Staff turnover at hospitals is picking up, and very damaging to productivity. Just ANOTHER reason to be scanning assets in the O. R. and in SPD....
Hospitals today are facing higher turnover and attrition rates than ever before, according to a survey report from Leaders for Today, a hospital management staffing firm. What's more, increasing turnover isn't limited to certain healthcare jobs — it is affecting every role from the C-suite to the front desk and the front lines.
Survey data from LFT show hospitals will need to replace nearly half of their staff every five years. This challenge is compounded by a shrinking talent pool as more hospital employees retire.
"This study confirmed what is the worst-case scenario for many hospitals, they are losing critical employees faster than they can replace them," said Bill Haylon, CEO of LFT. "The average hospital has hundreds of open positions at any one time. How confident would you be in going to one of these facilities for care knowing they are so short-staffed at important positions?"
The report includes survey responses from 852 participants, including C-suite executives, clinical and non-clinical administration, staff physicians and staff nurses. The survey was administered in April 2017 to hospital workers across the nation.
Here are four main takeaways from the survey.
1. Continuity in hospital employment is lacking. Nearly 43 percent of respondents reported they have been with their current hospital for fewer than two years and 65.7 percent said they have been with their hospital for fewer than five years.
More than one-third (37 percent) of respondents plan to leave their current organization within the next two years, and 68.6 percent plan to leave within five years. The rapid pace at which all hospital employees are switching jobs is widening the knowledge gap.

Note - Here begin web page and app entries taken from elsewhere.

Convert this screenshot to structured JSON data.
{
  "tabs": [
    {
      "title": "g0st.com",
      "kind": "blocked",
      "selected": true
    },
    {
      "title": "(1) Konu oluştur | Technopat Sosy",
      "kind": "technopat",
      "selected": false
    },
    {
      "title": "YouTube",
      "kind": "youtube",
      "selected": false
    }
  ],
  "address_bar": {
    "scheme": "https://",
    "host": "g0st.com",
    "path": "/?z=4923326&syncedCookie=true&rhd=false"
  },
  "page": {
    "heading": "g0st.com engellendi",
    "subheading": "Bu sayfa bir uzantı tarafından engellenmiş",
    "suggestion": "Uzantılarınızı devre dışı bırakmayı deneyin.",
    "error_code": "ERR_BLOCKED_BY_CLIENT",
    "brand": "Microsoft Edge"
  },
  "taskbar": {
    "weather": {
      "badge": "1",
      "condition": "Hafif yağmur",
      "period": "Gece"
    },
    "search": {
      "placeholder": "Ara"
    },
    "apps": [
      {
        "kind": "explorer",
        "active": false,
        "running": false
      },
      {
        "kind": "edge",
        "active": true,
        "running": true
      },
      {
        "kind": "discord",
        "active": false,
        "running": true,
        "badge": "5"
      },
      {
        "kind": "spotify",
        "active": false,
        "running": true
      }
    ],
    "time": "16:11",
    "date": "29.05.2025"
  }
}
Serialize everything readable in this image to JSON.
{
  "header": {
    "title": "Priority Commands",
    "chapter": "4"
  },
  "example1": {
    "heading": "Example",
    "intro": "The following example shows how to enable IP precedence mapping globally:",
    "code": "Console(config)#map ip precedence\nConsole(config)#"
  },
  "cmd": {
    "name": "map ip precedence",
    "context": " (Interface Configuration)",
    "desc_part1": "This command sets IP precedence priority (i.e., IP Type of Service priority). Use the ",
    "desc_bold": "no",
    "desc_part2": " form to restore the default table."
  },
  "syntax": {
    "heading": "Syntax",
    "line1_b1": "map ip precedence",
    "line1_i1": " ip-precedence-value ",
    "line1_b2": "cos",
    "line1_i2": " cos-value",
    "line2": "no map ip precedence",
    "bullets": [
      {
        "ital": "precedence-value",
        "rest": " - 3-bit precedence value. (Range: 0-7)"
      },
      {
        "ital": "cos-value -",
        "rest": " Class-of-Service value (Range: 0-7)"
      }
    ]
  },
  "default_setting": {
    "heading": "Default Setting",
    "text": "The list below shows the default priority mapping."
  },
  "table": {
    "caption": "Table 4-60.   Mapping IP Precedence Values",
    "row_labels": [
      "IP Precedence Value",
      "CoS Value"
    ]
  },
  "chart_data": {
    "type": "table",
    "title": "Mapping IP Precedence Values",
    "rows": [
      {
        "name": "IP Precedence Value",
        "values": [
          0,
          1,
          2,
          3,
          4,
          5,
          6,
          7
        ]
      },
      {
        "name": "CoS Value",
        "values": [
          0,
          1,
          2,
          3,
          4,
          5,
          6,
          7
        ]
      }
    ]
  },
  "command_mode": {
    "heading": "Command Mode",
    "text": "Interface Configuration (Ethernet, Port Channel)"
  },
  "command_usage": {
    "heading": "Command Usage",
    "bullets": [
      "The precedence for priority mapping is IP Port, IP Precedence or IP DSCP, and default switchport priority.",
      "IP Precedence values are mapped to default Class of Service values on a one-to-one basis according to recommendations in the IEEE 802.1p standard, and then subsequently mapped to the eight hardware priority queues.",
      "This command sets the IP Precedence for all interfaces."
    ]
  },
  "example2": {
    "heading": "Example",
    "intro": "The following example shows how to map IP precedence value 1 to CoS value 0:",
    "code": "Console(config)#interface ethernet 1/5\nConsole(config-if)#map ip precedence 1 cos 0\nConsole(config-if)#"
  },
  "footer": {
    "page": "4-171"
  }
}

2. The current hospital environment promotes high turnover. More than a quarter (27.4 percent) of respondents left their job for a promotion or a better opportunity for advancement. Another 14.4 percent left for better compensation. The largest proportion (58.2 percent) left for other reasons, such as long work hours, frustration and burnout.
3. The growing proportion of retiring employees poses an additional challenge. As the workforce ages, hospitals are looking at a significantly smaller pool of experienced talent to fill retirees' positions. The survey found 47.7 percent of respondents indicated they plan to retire within the next decade, while 22.1 percent expect to retire within five years.
4. The hospital hiring process needs a tune up. According to LFT, it appears that hospitals frequently lose candidates who land job opportunities more quickly elsewhere. Respondents cited speed and transparency as the top two frustrations with the hiring process. LFT suggests hospitals will be the most competitive for attracting top talent if they can optimize the hiring process and move quickly.